§ **The input**:
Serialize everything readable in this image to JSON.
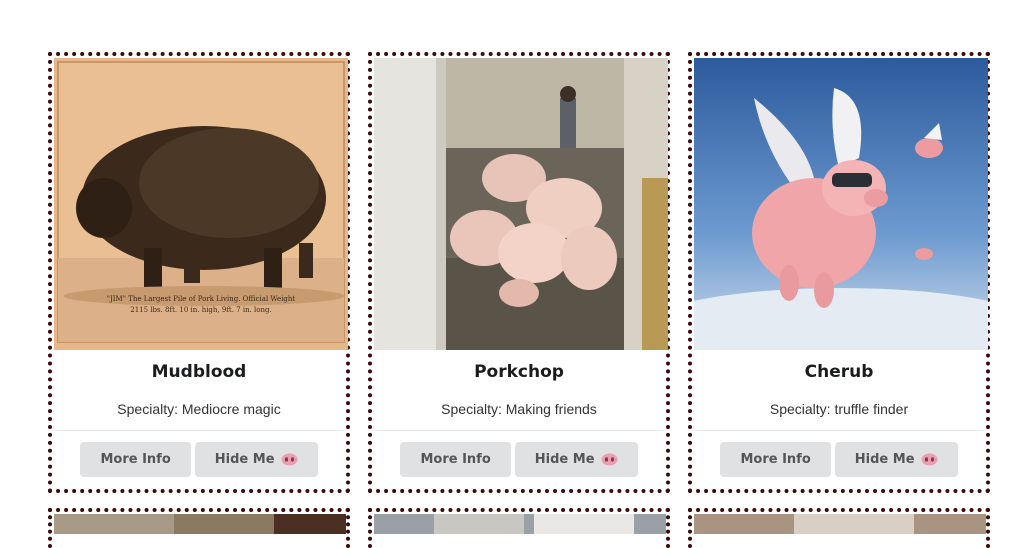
{
  "cards": [
    {
      "name": "Mudblood",
      "specialty": "Specialty: Mediocre magic",
      "more_info": "More Info",
      "hide_me": "Hide Me",
      "photo_caption": "\"JIM\" The Largest Pile of Pork Living. Official Weight 2115 lbs. 8ft. 10 in. high, 9ft. 7 in. long."
    },
    {
      "name": "Porkchop",
      "specialty": "Specialty: Making friends",
      "more_info": "More Info",
      "hide_me": "Hide Me"
    },
    {
      "name": "Cherub",
      "specialty": "Specialty: truffle finder",
      "more_info": "More Info",
      "hide_me": "Hide Me"
    }
  ],
  "colors": {
    "border": "#3b0a0a",
    "button_bg": "#e0e1e2",
    "pig_icon": "#e8a0b0"
  },
  "icons": {
    "hide_button_icon": "pig-nose-icon"
  }
}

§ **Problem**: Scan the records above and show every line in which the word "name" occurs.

§ **Response area**:
      "name": "Mudblood",
      "name": "Porkchop",
      "name": "Cherub",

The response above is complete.